Type of site
Darknet market
Available inEnglish
URLhansamkt2rr6nfg3.onion (defunct)[1]
Current statusOffline

Hansa was an online darknet market which operated on a hidden service of the Tor network.

On July 20, 2017, it was revealed that it had been compromised by law enforcement for several weeks before closing shortly following AlphaBay as a culmination of multinational law enforcement cooperation in Operation Bayonet.[2][3]


Dutch police discovered the true location of the site after a 2016 tip from security researchers who had discovered a development version.[4] The police quickly began monitoring all actions on the site, and discovered that the administrators had left behind old IRC chat logs including their full names and even a home address, and they began to monitor them. Although the administrators soon moved the site to another unknown host, they got another break in April 2017 by tracing bitcoin transactions, which allowed them to identify the new hosting company, in Lithuania.

On June 20, 2017, German police arrested the administrators (two German men) and the Dutch police were able to take complete control of the site and to impersonate the administrators. Their plan, in coordination with the FBI, was to absorb users coming over from the upcoming AlphaBay shutdown. The following changes were made to the Hansa website to learn about careless users:

  • All user passwords were recorded in plaintext (allowing police to log into other markets if users had re-used passwords).[4]
  • Vendors and buyers would communicate via PGP-encrypted messages. However, the website provided a PGP encryption convenience feature which the police modified to record a plaintext copy.[4]
  • The website's automatic photo metadata removal tool was modified to record metadata (such as geolocation) before being stripped off by the website.[4]
  • Police wiped the photo database, which enticed vendors to re-upload photos (now capturing metadata).[4]
  • Multisignature bitcoin transactions were sabotaged, which at shutdown would allow police to confiscate a larger amount of illicit funds.[4]
  • Police enticed users to download a Microsoft Excel file (disguised as a text file) that, when opened, would attempt to ping back to a police webserver and unmask the user's IP address.[4][5][6]
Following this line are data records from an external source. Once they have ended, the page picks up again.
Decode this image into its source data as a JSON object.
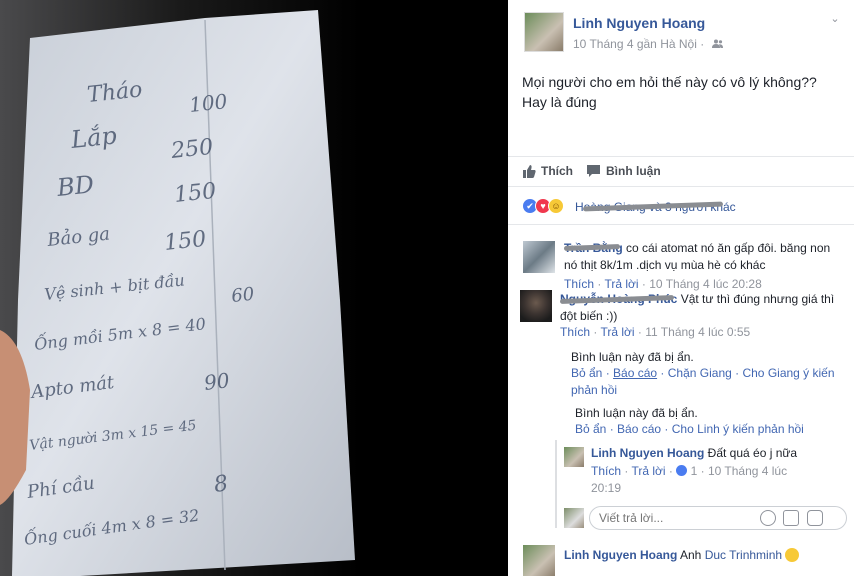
{
  "post": {
    "author": "Linh Nguyen Hoang",
    "meta": "10 Tháng 4 gần Hà Nội · ",
    "text": "Mọi người cho em hỏi thế này có vô lý không?? Hay là đúng"
  },
  "photo": {
    "lines": [
      "Tháo",
      "100",
      "Lắp",
      "250",
      "BD",
      "150",
      "Bảo ga",
      "150",
      "Vệ sinh + bịt đầu",
      "60",
      "Ống mồi 5m x 8 = 40",
      "Apto mát",
      "90",
      "Vật người 3m x 15 = 45",
      "Phí cầu",
      "8",
      "Ống cuối 4m x 8 = 32"
    ]
  },
  "actions": {
    "like": "Thích",
    "comment": "Bình luận"
  },
  "reactions": {
    "summary": "Hoàng Giang và 3 người khác"
  },
  "comments": [
    {
      "name": "Trần Bằng",
      "text": "co cái atomat nó ăn gấp đôi. băng non nó thịt 8k/1m .dịch vụ mùa hè có khác",
      "like": "Thích",
      "reply": "Trả lời",
      "time": "10 Tháng 4 lúc 20:28"
    },
    {
      "name": "Nguyễn Hoàng Phúc",
      "text": "Vật tư thì đúng nhưng giá thì đột biến :))",
      "like": "Thích",
      "reply": "Trả lời",
      "time": "11 Tháng 4 lúc 0:55"
    }
  ],
  "hidden": [
    {
      "note": "Bình luận này đã bị ẩn.",
      "unhide": "Bỏ ẩn",
      "report": "Báo cáo",
      "block": "Chặn Giang",
      "feedback": "Cho Giang ý kiến phản hồi"
    },
    {
      "note": "Bình luận này đã bị ẩn.",
      "unhide": "Bỏ ẩn",
      "report": "Báo cáo",
      "feedback": "Cho Linh ý kiến phản hồi"
    }
  ],
  "reply": {
    "name": "Linh Nguyen Hoang",
    "text": "Đất quá éo j nữa",
    "like": "Thích",
    "reply": "Trả lời",
    "count": "1",
    "time": "10 Tháng 4 lúc 20:19"
  },
  "reply_input": {
    "placeholder": "Viết trả lời..."
  },
  "last_comment": {
    "name": "Linh Nguyen Hoang",
    "prefix": "Anh",
    "mention": "Duc Trinhminh"
  },
  "icon_names": [
    "audience-icon",
    "chevron-down-icon",
    "like-icon",
    "comment-icon",
    "emoji-icon",
    "camera-icon",
    "sticker-icon",
    "sad-emoji-icon"
  ]
}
AlphaBay was then shut down on July 4, and as expected a flood of users came to Hansa, until its shutdown on July 19/20. During this time, the police allowed the Hansa userbase (then growing from 1000 to 8000 vendors per day[3]) to make 27000 illegal transactions in order to collect evidence for future prosecution of users.[4][7] Local cybercrime prosecutor Martijn Egberts claimed to have obtained around 10,000 addresses of Hansa buyers outside of the Netherlands.[8]

After shut down, the site displayed a seizure notice and directed users to their hidden service[9] to find more information about the operation.


  1. ^ "Deep Dot Web - Hansa". Archived from the original on 2015-08-12.
  2. ^ "Massive blow to criminal Dark Web activities after globally coordinated operation". 20 July 2017. Retrieved 20 July 2017.
  3. ^ a b "Underground Hansa Market taken over and shut down". Politie (Dutch Police). 20 July 2017.
  4. ^ a b c d e f g h "Operation Bayonet: Inside the Sting That Hijacked an Entire Dark Web Drug Market". Wired. 2018-03-08.
  5. ^ Cox, Joseph (August 25, 2017). "This Is How Cops Trick Dark-Web Criminals Into Unmasking Themselves". The Daily Beast.
  6. ^ pxx51092 (July 25, 2017). "DON'T open the xlsx locktime file, beacon image confirmed in it with Hansa's server IP address". reddit. Archived from the original on October 9, 2017.
  7. ^ Riggs, Mike (2017-07-26). "Five Lessons from the Hansa and AlphaBay Busts". Reason Hit&Run. Retrieved 2017-07-26.
  8. ^ Satter, Raphael; Bajak, Frank (2017-07-21). "Dutch 'darknet' drug marketplace shut down". Portland Press Herald. Retrieved 2017-07-22.
  9. ^ DeepDotWeb (31 October 2016). "Dutch National Prosecution Service and police launch Hidden Service in global Darknet enforcement operation". Archived from the original on 1 November 2016. Retrieved 26 July 2017.